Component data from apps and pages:

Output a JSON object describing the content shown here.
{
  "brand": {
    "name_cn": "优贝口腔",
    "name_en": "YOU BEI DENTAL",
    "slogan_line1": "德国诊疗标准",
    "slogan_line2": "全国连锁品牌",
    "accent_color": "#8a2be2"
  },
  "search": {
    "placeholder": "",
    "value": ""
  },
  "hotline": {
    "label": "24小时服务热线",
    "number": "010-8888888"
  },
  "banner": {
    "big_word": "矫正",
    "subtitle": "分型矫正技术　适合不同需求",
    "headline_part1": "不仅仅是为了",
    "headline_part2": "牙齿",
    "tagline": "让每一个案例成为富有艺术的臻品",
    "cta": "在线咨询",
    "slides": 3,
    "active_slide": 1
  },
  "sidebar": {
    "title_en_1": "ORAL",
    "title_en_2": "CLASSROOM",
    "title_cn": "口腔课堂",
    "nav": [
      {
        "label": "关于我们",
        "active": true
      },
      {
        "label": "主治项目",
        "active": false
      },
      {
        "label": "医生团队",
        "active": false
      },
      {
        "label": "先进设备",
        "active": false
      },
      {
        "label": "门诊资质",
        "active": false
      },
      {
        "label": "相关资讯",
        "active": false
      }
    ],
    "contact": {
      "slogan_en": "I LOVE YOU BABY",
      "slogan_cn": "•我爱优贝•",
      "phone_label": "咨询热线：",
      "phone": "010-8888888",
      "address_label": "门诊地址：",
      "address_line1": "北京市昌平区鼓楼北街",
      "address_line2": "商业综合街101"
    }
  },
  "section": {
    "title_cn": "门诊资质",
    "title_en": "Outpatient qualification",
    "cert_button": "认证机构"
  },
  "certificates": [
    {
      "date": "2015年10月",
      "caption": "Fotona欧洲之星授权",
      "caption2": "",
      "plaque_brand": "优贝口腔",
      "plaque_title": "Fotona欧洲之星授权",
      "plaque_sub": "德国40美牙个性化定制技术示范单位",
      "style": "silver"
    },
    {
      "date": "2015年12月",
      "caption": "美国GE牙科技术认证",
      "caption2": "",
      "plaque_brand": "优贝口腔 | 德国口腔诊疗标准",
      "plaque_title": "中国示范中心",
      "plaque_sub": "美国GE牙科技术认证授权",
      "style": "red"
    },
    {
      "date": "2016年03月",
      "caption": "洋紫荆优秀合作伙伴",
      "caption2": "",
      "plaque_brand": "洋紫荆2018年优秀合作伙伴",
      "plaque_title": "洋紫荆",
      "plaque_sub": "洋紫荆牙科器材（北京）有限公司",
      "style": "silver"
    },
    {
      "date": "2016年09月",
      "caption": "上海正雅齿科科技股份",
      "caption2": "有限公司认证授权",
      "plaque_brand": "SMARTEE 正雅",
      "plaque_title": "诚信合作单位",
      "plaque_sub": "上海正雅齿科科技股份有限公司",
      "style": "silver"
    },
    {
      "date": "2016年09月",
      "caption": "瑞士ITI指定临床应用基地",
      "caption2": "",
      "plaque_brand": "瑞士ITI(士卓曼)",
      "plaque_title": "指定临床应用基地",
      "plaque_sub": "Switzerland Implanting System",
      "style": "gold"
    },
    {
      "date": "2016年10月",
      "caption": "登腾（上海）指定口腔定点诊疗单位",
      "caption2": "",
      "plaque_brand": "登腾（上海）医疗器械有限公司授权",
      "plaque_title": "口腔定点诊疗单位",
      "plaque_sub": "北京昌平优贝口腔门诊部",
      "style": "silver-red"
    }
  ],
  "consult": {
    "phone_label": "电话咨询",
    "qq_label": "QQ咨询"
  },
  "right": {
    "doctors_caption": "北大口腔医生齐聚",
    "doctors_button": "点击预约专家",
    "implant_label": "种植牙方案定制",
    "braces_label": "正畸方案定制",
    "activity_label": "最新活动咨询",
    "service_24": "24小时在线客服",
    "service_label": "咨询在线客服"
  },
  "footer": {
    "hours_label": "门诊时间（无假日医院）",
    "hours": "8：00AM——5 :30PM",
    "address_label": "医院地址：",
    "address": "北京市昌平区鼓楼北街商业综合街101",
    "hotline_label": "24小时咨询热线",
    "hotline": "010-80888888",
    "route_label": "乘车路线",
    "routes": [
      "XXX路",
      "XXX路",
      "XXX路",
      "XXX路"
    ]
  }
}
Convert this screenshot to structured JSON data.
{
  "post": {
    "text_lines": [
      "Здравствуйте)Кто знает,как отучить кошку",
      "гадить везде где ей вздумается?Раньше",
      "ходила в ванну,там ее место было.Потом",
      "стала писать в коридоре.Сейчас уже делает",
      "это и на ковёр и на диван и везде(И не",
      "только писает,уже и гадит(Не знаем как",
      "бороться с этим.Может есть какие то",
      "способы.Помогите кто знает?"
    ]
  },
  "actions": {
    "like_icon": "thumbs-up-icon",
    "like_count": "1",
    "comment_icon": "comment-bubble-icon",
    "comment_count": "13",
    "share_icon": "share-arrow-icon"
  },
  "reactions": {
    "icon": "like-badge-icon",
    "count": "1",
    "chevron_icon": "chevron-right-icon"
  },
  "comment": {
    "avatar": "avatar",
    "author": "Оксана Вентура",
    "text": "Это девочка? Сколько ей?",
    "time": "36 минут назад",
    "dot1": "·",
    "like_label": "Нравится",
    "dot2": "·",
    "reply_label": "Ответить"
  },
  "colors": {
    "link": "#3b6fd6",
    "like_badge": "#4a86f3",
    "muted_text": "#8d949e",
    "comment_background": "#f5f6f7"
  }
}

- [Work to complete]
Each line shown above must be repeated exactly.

- [Solution to this task]
Output a JSON object describing the content shown here.
{
  "brand": {
    "name_cn": "优贝口腔",
    "name_en": "YOU BEI DENTAL",
    "slogan_line1": "德国诊疗标准",
    "slogan_line2": "全国连锁品牌",
    "accent_color": "#8a2be2"
  },
  "search": {
    "placeholder": "",
    "value": ""
  },
  "hotline": {
    "label": "24小时服务热线",
    "number": "010-8888888"
  },
  "banner": {
    "big_word": "矫正",
    "subtitle": "分型矫正技术　适合不同需求",
    "headline_part1": "不仅仅是为了",
    "headline_part2": "牙齿",
    "tagline": "让每一个案例成为富有艺术的臻品",
    "cta": "在线咨询",
    "slides": 3,
    "active_slide": 1
  },
  "sidebar": {
    "title_en_1": "ORAL",
    "title_en_2": "CLASSROOM",
    "title_cn": "口腔课堂",
    "nav": [
      {
        "label": "关于我们",
        "active": true
      },
      {
        "label": "主治项目",
        "active": false
      },
      {
        "label": "医生团队",
        "active": false
      },
      {
        "label": "先进设备",
        "active": false
      },
      {
        "label": "门诊资质",
        "active": false
      },
      {
        "label": "相关资讯",
        "active": false
      }
    ],
    "contact": {
      "slogan_en": "I LOVE YOU BABY",
      "slogan_cn": "•我爱优贝•",
      "phone_label": "咨询热线：",
      "phone": "010-8888888",
      "address_label": "门诊地址：",
      "address_line1": "北京市昌平区鼓楼北街",
      "address_line2": "商业综合街101"
    }
  },
  "section": {
    "title_cn": "门诊资质",
    "title_en": "Outpatient qualification",
    "cert_button": "认证机构"
  },
  "certificates": [
    {
      "date": "2015年10月",
      "caption": "Fotona欧洲之星授权",
      "caption2": "",
      "plaque_brand": "优贝口腔",
      "plaque_title": "Fotona欧洲之星授权",
      "plaque_sub": "德国40美牙个性化定制技术示范单位",
      "style": "silver"
    },
    {
      "date": "2015年12月",
      "caption": "美国GE牙科技术认证",
      "caption2": "",
      "plaque_brand": "优贝口腔 | 德国口腔诊疗标准",
      "plaque_title": "中国示范中心",
      "plaque_sub": "美国GE牙科技术认证授权",
      "style": "red"
    },
    {
      "date": "2016年03月",
      "caption": "洋紫荆优秀合作伙伴",
      "caption2": "",
      "plaque_brand": "洋紫荆2018年优秀合作伙伴",
      "plaque_title": "洋紫荆",
      "plaque_sub": "洋紫荆牙科器材（北京）有限公司",
      "style": "silver"
    },
    {
      "date": "2016年09月",
      "caption": "上海正雅齿科科技股份",
      "caption2": "有限公司认证授权",
      "plaque_brand": "SMARTEE 正雅",
      "plaque_title": "诚信合作单位",
      "plaque_sub": "上海正雅齿科科技股份有限公司",
      "style": "silver"
    },
    {
      "date": "2016年09月",
      "caption": "瑞士ITI指定临床应用基地",
      "caption2": "",
      "plaque_brand": "瑞士ITI(士卓曼)",
      "plaque_title": "指定临床应用基地",
      "plaque_sub": "Switzerland Implanting System",
      "style": "gold"
    },
    {
      "date": "2016年10月",
      "caption": "登腾（上海）指定口腔定点诊疗单位",
      "caption2": "",
      "plaque_brand": "登腾（上海）医疗器械有限公司授权",
      "plaque_title": "口腔定点诊疗单位",
      "plaque_sub": "北京昌平优贝口腔门诊部",
      "style": "silver-red"
    }
  ],
  "consult": {
    "phone_label": "电话咨询",
    "qq_label": "QQ咨询"
  },
  "right": {
    "doctors_caption": "北大口腔医生齐聚",
    "doctors_button": "点击预约专家",
    "implant_label": "种植牙方案定制",
    "braces_label": "正畸方案定制",
    "activity_label": "最新活动咨询",
    "service_24": "24小时在线客服",
    "service_label": "咨询在线客服"
  },
  "footer": {
    "hours_label": "门诊时间（无假日医院）",
    "hours": "8：00AM——5 :30PM",
    "address_label": "医院地址：",
    "address": "北京市昌平区鼓楼北街商业综合街101",
    "hotline_label": "24小时咨询热线",
    "hotline": "010-80888888",
    "route_label": "乘车路线",
    "routes": [
      "XXX路",
      "XXX路",
      "XXX路",
      "XXX路"
    ]
  }
}
Convert this screenshot to structured JSON data.
{
  "post": {
    "text_lines": [
      "Здравствуйте)Кто знает,как отучить кошку",
      "гадить везде где ей вздумается?Раньше",
      "ходила в ванну,там ее место было.Потом",
      "стала писать в коридоре.Сейчас уже делает",
      "это и на ковёр и на диван и везде(И не",
      "только писает,уже и гадит(Не знаем как",
      "бороться с этим.Может есть какие то",
      "способы.Помогите кто знает?"
    ]
  },
  "actions": {
    "like_icon": "thumbs-up-icon",
    "like_count": "1",
    "comment_icon": "comment-bubble-icon",
    "comment_count": "13",
    "share_icon": "share-arrow-icon"
  },
  "reactions": {
    "icon": "like-badge-icon",
    "count": "1",
    "chevron_icon": "chevron-right-icon"
  },
  "comment": {
    "avatar": "avatar",
    "author": "Оксана Вентура",
    "text": "Это девочка? Сколько ей?",
    "time": "36 минут назад",
    "dot1": "·",
    "like_label": "Нравится",
    "dot2": "·",
    "reply_label": "Ответить"
  },
  "colors": {
    "link": "#3b6fd6",
    "like_badge": "#4a86f3",
    "muted_text": "#8d949e",
    "comment_background": "#f5f6f7"
  }
}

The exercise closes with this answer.